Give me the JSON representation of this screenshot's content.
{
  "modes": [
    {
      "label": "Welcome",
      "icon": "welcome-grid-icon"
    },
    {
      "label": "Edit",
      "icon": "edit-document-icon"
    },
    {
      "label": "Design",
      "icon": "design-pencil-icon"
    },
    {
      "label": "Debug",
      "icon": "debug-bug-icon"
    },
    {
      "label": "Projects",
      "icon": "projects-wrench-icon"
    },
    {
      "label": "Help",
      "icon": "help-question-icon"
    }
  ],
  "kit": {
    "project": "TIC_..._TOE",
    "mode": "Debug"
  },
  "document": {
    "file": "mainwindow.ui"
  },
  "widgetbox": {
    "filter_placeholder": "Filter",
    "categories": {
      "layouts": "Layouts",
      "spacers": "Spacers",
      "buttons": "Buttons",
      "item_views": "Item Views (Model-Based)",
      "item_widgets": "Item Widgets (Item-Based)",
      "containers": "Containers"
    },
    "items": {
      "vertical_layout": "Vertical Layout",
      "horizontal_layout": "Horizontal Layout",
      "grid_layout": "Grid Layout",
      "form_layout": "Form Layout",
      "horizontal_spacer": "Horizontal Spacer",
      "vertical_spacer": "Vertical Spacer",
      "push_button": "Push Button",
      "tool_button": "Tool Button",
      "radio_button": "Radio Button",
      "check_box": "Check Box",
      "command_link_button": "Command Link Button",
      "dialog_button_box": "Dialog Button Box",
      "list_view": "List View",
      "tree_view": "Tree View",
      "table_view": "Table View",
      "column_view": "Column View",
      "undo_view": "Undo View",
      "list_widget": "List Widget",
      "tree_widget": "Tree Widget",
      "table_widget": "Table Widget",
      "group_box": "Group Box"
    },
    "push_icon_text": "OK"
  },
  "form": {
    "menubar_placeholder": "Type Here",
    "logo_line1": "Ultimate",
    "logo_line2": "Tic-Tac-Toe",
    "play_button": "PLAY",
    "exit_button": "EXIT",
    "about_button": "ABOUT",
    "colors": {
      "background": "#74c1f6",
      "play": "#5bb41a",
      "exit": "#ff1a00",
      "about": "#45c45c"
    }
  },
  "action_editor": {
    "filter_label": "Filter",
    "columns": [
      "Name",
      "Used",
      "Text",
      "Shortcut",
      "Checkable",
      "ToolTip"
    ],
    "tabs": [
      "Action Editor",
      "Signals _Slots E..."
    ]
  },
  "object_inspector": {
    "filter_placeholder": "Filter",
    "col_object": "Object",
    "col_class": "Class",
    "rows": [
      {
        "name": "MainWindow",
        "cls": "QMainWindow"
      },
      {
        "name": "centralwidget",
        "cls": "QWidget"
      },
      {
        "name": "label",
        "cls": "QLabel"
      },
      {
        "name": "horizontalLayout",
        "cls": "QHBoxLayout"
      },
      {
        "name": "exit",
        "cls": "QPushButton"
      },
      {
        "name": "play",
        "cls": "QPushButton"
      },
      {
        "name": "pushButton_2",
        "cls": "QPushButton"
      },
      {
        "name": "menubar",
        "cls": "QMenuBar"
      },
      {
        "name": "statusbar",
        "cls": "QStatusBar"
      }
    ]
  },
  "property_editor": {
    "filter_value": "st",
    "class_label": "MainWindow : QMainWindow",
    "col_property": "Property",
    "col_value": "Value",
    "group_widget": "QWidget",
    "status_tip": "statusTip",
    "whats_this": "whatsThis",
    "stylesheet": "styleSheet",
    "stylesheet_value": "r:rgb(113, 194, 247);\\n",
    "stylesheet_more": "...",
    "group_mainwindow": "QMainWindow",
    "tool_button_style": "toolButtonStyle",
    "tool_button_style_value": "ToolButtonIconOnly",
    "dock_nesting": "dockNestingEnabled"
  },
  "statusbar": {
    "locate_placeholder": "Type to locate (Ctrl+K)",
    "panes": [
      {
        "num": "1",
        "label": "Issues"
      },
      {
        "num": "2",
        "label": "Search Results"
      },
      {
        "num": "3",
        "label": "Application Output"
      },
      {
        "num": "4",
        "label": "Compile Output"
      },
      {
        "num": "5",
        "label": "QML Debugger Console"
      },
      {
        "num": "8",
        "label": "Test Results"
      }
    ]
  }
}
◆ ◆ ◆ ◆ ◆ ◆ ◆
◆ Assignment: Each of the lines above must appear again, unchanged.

◆ Exercise answer:
Give me the JSON representation of this screenshot's content.
{
  "modes": [
    {
      "label": "Welcome",
      "icon": "welcome-grid-icon"
    },
    {
      "label": "Edit",
      "icon": "edit-document-icon"
    },
    {
      "label": "Design",
      "icon": "design-pencil-icon"
    },
    {
      "label": "Debug",
      "icon": "debug-bug-icon"
    },
    {
      "label": "Projects",
      "icon": "projects-wrench-icon"
    },
    {
      "label": "Help",
      "icon": "help-question-icon"
    }
  ],
  "kit": {
    "project": "TIC_..._TOE",
    "mode": "Debug"
  },
  "document": {
    "file": "mainwindow.ui"
  },
  "widgetbox": {
    "filter_placeholder": "Filter",
    "categories": {
      "layouts": "Layouts",
      "spacers": "Spacers",
      "buttons": "Buttons",
      "item_views": "Item Views (Model-Based)",
      "item_widgets": "Item Widgets (Item-Based)",
      "containers": "Containers"
    },
    "items": {
      "vertical_layout": "Vertical Layout",
      "horizontal_layout": "Horizontal Layout",
      "grid_layout": "Grid Layout",
      "form_layout": "Form Layout",
      "horizontal_spacer": "Horizontal Spacer",
      "vertical_spacer": "Vertical Spacer",
      "push_button": "Push Button",
      "tool_button": "Tool Button",
      "radio_button": "Radio Button",
      "check_box": "Check Box",
      "command_link_button": "Command Link Button",
      "dialog_button_box": "Dialog Button Box",
      "list_view": "List View",
      "tree_view": "Tree View",
      "table_view": "Table View",
      "column_view": "Column View",
      "undo_view": "Undo View",
      "list_widget": "List Widget",
      "tree_widget": "Tree Widget",
      "table_widget": "Table Widget",
      "group_box": "Group Box"
    },
    "push_icon_text": "OK"
  },
  "form": {
    "menubar_placeholder": "Type Here",
    "logo_line1": "Ultimate",
    "logo_line2": "Tic-Tac-Toe",
    "play_button": "PLAY",
    "exit_button": "EXIT",
    "about_button": "ABOUT",
    "colors": {
      "background": "#74c1f6",
      "play": "#5bb41a",
      "exit": "#ff1a00",
      "about": "#45c45c"
    }
  },
  "action_editor": {
    "filter_label": "Filter",
    "columns": [
      "Name",
      "Used",
      "Text",
      "Shortcut",
      "Checkable",
      "ToolTip"
    ],
    "tabs": [
      "Action Editor",
      "Signals _Slots E..."
    ]
  },
  "object_inspector": {
    "filter_placeholder": "Filter",
    "col_object": "Object",
    "col_class": "Class",
    "rows": [
      {
        "name": "MainWindow",
        "cls": "QMainWindow"
      },
      {
        "name": "centralwidget",
        "cls": "QWidget"
      },
      {
        "name": "label",
        "cls": "QLabel"
      },
      {
        "name": "horizontalLayout",
        "cls": "QHBoxLayout"
      },
      {
        "name": "exit",
        "cls": "QPushButton"
      },
      {
        "name": "play",
        "cls": "QPushButton"
      },
      {
        "name": "pushButton_2",
        "cls": "QPushButton"
      },
      {
        "name": "menubar",
        "cls": "QMenuBar"
      },
      {
        "name": "statusbar",
        "cls": "QStatusBar"
      }
    ]
  },
  "property_editor": {
    "filter_value": "st",
    "class_label": "MainWindow : QMainWindow",
    "col_property": "Property",
    "col_value": "Value",
    "group_widget": "QWidget",
    "status_tip": "statusTip",
    "whats_this": "whatsThis",
    "stylesheet": "styleSheet",
    "stylesheet_value": "r:rgb(113, 194, 247);\\n",
    "stylesheet_more": "...",
    "group_mainwindow": "QMainWindow",
    "tool_button_style": "toolButtonStyle",
    "tool_button_style_value": "ToolButtonIconOnly",
    "dock_nesting": "dockNestingEnabled"
  },
  "statusbar": {
    "locate_placeholder": "Type to locate (Ctrl+K)",
    "panes": [
      {
        "num": "1",
        "label": "Issues"
      },
      {
        "num": "2",
        "label": "Search Results"
      },
      {
        "num": "3",
        "label": "Application Output"
      },
      {
        "num": "4",
        "label": "Compile Output"
      },
      {
        "num": "5",
        "label": "QML Debugger Console"
      },
      {
        "num": "8",
        "label": "Test Results"
      }
    ]
  }
}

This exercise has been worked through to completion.